There are a few possibilities for nominations that the Academy overlooked.
First, I am surprised that the big winner that year didn’t grab a nomination, if only for the enormous explosion at the end, which follows the quiet, anguished whisper “What have I done?!?”
Second, Paths of Glory, for the intense sounds of the battlefield:
Third, A Face in the Crowd, for the howls and indecencies of Andy Griffith:
And fourth, 20 Million Miles to Earth, for the invented sound of Ray Harryhausen’s best alien, the Ymir:
Of these, I would give a gentle nod to Witness for the Prosecution, simply because no other film is so much fun to listen to this year.
Want to know the nominees for this one? Look at Best Sound, take out Les Girls, put in The Bridge on the River Kwai — which won — and you’ve got the same slate. I think the Academy got this one right. Editing, on an epic scale, yet intimate, on a human level. I might add in Paths of Glory, for the battle scenes. and 12 Angry Men, for helping to keep a one-set movie interesting, but it’s very hard to deny the power of Kwai.
Best Foreign Language Film:
So in this second year of this being a competitive award rather than honorary, Nights of Cabiria won out over Mother India, The Devil Strikes at Night, Nine Lives, and The Gates of Paris.
Insanely difficult to argue against the Academy here, whose choice for Italy and director Federico Fellini seems insightful and wise to the point of papal infallibility.
Looking at the other nominees, have any of them survived in the typical cinephile’s memory, much less the average movie buff?

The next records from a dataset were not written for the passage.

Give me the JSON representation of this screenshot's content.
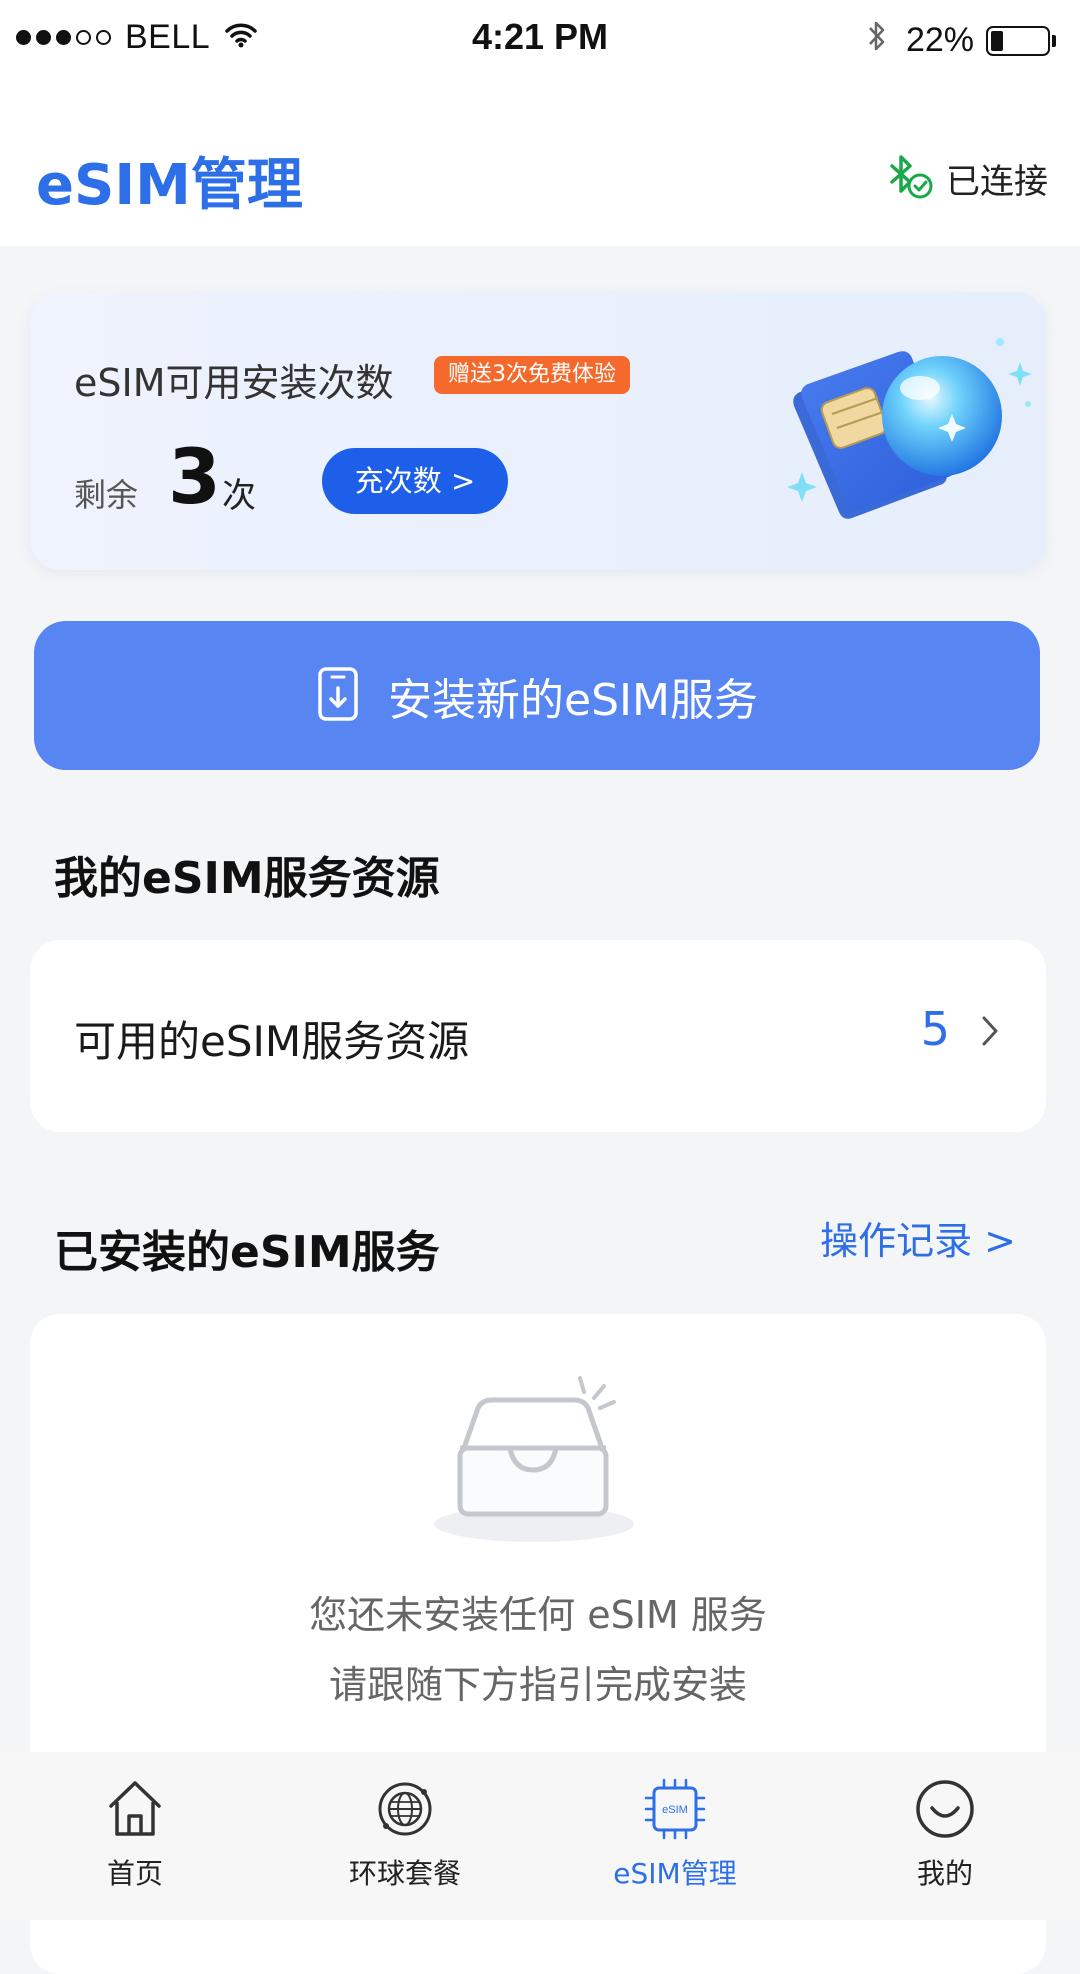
{
  "status_bar": {
    "carrier": "BELL",
    "time": "4:21 PM",
    "battery_percent": "22%",
    "battery_level": 0.22,
    "signal_bars_filled": 3,
    "signal_bars_total": 5
  },
  "header": {
    "title": "eSIM管理",
    "connection_status": "已连接"
  },
  "quota_card": {
    "title": "eSIM可用安装次数",
    "badge": "赠送3次免费体验",
    "remain_label": "剩余",
    "remain_count": "3",
    "remain_unit": "次",
    "recharge_button": "充次数 >"
  },
  "install_button": {
    "label": "安装新的eSIM服务"
  },
  "resources_section": {
    "title": "我的eSIM服务资源",
    "row_label": "可用的eSIM服务资源",
    "row_count": "5"
  },
  "installed_section": {
    "title": "已安装的eSIM服务",
    "link": "操作记录 >",
    "empty_line1": "您还未安装任何 eSIM 服务",
    "empty_line2": "请跟随下方指引完成安装"
  },
  "tab_bar": {
    "tabs": [
      {
        "label": "首页",
        "icon": "home-icon",
        "active": false
      },
      {
        "label": "环球套餐",
        "icon": "globe-icon",
        "active": false
      },
      {
        "label": "eSIM管理",
        "icon": "esim-chip-icon",
        "active": true
      },
      {
        "label": "我的",
        "icon": "smiley-icon",
        "active": false
      }
    ]
  },
  "colors": {
    "accent": "#2d6fe8",
    "install_button": "#5785f2",
    "badge": "#f56a2c",
    "connected_green": "#1aa84a",
    "background": "#f4f5f7"
  }
}
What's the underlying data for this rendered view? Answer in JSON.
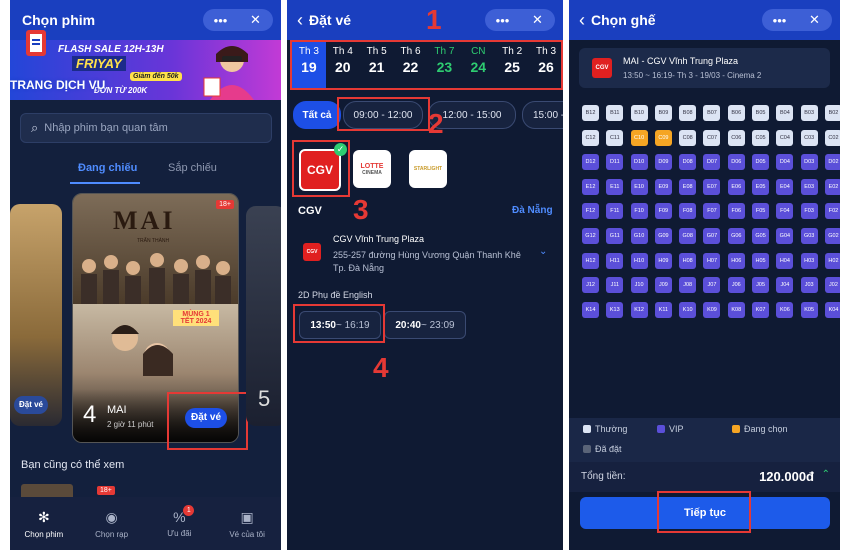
{
  "panel1": {
    "title": "Chọn phim",
    "capsule_more": "•••",
    "capsule_close": "✕",
    "banner": {
      "line1": "FLASH SALE 12H-13H",
      "line2": "FRIYAY",
      "line3": "ĐƠN TỪ 200K",
      "badge": "Giảm đến 50k",
      "watermark": "TRANG DỊCH VỤ"
    },
    "search_placeholder": "Nhập phim bạn quan tâm",
    "tab_now": "Đang chiếu",
    "tab_soon": "Sắp chiếu",
    "left_poster_button": "Đặt vé",
    "main_poster": {
      "age": "18+",
      "title_art": "MAI",
      "director": "TRẤN THÀNH",
      "tet_badge": "MÙNG 1 TẾT 2024",
      "rank": "4",
      "name": "MAI",
      "duration": "2 giờ 11 phút",
      "button": "Đặt vé"
    },
    "right_rank": "5",
    "section_title": "Bạn cũng có thể xem",
    "teaser_age": "18+",
    "nav": [
      {
        "label": "Chọn phim",
        "icon": "film-reel-icon",
        "glyph": "✻",
        "active": true
      },
      {
        "label": "Chọn rạp",
        "icon": "cinema-icon",
        "glyph": "◉",
        "active": false
      },
      {
        "label": "Ưu đãi",
        "icon": "discount-icon",
        "glyph": "%",
        "active": false,
        "badge": "1"
      },
      {
        "label": "Vé của tôi",
        "icon": "ticket-icon",
        "glyph": "▣",
        "active": false
      }
    ]
  },
  "panel2": {
    "title": "Đặt vé",
    "capsule_more": "•••",
    "capsule_close": "✕",
    "dates": [
      {
        "dow": "Th 3",
        "day": "19",
        "selected": true
      },
      {
        "dow": "Th 4",
        "day": "20"
      },
      {
        "dow": "Th 5",
        "day": "21"
      },
      {
        "dow": "Th 6",
        "day": "22"
      },
      {
        "dow": "Th 7",
        "day": "23",
        "weekend": true
      },
      {
        "dow": "CN",
        "day": "24",
        "weekend": true
      },
      {
        "dow": "Th 2",
        "day": "25"
      },
      {
        "dow": "Th 3",
        "day": "26"
      }
    ],
    "filters": {
      "all": "Tất cả",
      "t1": "09:00 - 12:00",
      "t2": "12:00 - 15:00",
      "t3": "15:00 -"
    },
    "logos": {
      "cgv": "CGV",
      "lotte": "LOTTE",
      "lotte_sub": "CINEMA",
      "starlight": "STARLIGHT"
    },
    "brand": "CGV",
    "city": "Đà Nẵng",
    "cinema_name": "CGV Vĩnh Trung Plaza",
    "cinema_address": "255-257 đường Hùng Vương Quận Thanh Khê Tp. Đà Nẵng",
    "format": "2D Phụ đề English",
    "showtimes": [
      {
        "start": "13:50",
        "end": " ~ 16:19"
      },
      {
        "start": "20:40",
        "end": " ~ 23:09"
      }
    ],
    "annotations": [
      "1",
      "2",
      "3",
      "4"
    ]
  },
  "panel3": {
    "title": "Chọn ghế",
    "capsule_more": "•••",
    "capsule_close": "✕",
    "movie_title": "MAI - CGV Vĩnh Trung Plaza",
    "movie_meta": "13:50 ~ 16:19- Th 3 - 19/03 - Cinema 2",
    "logo": "CGV",
    "rows": [
      {
        "row": "B",
        "type": "n",
        "seats": [
          "B12",
          "B11",
          "B10",
          "B09",
          "B08",
          "B07",
          "B06",
          "B05",
          "B04",
          "B03",
          "B02"
        ]
      },
      {
        "row": "C",
        "type": "n",
        "seats": [
          "C12",
          "C11",
          "C10",
          "C09",
          "C08",
          "C07",
          "C06",
          "C05",
          "C04",
          "C03",
          "C02"
        ],
        "selected": [
          "C10",
          "C09"
        ]
      },
      {
        "row": "D",
        "type": "v",
        "seats": [
          "D12",
          "D11",
          "D10",
          "D09",
          "D08",
          "D07",
          "D06",
          "D05",
          "D04",
          "D03",
          "D02"
        ]
      },
      {
        "row": "E",
        "type": "v",
        "seats": [
          "E12",
          "E11",
          "E10",
          "E09",
          "E08",
          "E07",
          "E06",
          "E05",
          "E04",
          "E03",
          "E02"
        ]
      },
      {
        "row": "F",
        "type": "v",
        "seats": [
          "F12",
          "F11",
          "F10",
          "F09",
          "F08",
          "F07",
          "F06",
          "F05",
          "F04",
          "F03",
          "F02"
        ]
      },
      {
        "row": "G",
        "type": "v",
        "seats": [
          "G12",
          "G11",
          "G10",
          "G09",
          "G08",
          "G07",
          "G06",
          "G05",
          "G04",
          "G03",
          "G02"
        ]
      },
      {
        "row": "H",
        "type": "v",
        "seats": [
          "H12",
          "H11",
          "H10",
          "H09",
          "H08",
          "H07",
          "H06",
          "H05",
          "H04",
          "H03",
          "H02"
        ]
      },
      {
        "row": "J",
        "type": "v",
        "seats": [
          "J12",
          "J11",
          "J10",
          "J09",
          "J08",
          "J07",
          "J06",
          "J05",
          "J04",
          "J03",
          "J02"
        ]
      },
      {
        "row": "K",
        "type": "v",
        "seats": [
          "K14",
          "K13",
          "K12",
          "K11",
          "K10",
          "K09",
          "K08",
          "K07",
          "K06",
          "K05",
          "K04"
        ]
      }
    ],
    "legend": {
      "normal": "Thường",
      "vip": "VIP",
      "choosing": "Đang chọn",
      "booked": "Đã đặt"
    },
    "total_label": "Tổng tiền:",
    "total_value": "120.000đ",
    "cta": "Tiếp tục"
  },
  "colors": {
    "accent": "#1d4fe6",
    "annotation": "#e53935",
    "selected_seat": "#f5a524",
    "vip_seat": "#5b4fd9",
    "weekend": "#2ecc71"
  }
}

Mother India is from India and director Mehboob Khan; Mother India was a major production, both in terms of cost and profits. In addition, the film is a kind of celebration of Indian culture, and may be the most successful rallying cry for pride in one’s nation ever shot. Mother India remained in theaters — uninterrupted — for decades.
While Mother India hasn’t traveled well to most other cultures, one really has to see it as a national tourist attraction, a kind of celluloid Statue of Liberty. You can watch it here:
The Devil Strikes at Night is a German film by Robert Siodmak, who spent years in America making movies (including the classic The Killers). The Devil Strikes at Night tells the story of a serial killer, but ultimately, Siodmak is reaching for a critical appraisal of German culture.
For those of you who speak German, here is a full cut:
Nine Lives is a patriotic recreation of resistance fighters resisting and fighting the Nazis; like Mother India, Norway has kept this film in the category of national treasure for decades.
You can, as with Mother India, watch this one in its entirety:
And finally, The Gates of Paris, directed by René Clair (À nous la liberté). An artist (named, appropriately enough, Artiste) and his friend meet a girl and a criminal; bad things happen to broken people. Worth watching.
For the Francophile, here is a segment:
While individual countries might object, I do think the Fellini has outlasted any of its competitors this year, and deservedly so.
So that’s 1957! Thanks for coming by!
Feel free to make other suggestions below in the comments.
As always, I have much more to say in my book: http://www.amazon.com/WHO-Won-Irreverent-Look-Oscars/dp/069232318X/ref=asap_bc?ie=UTF8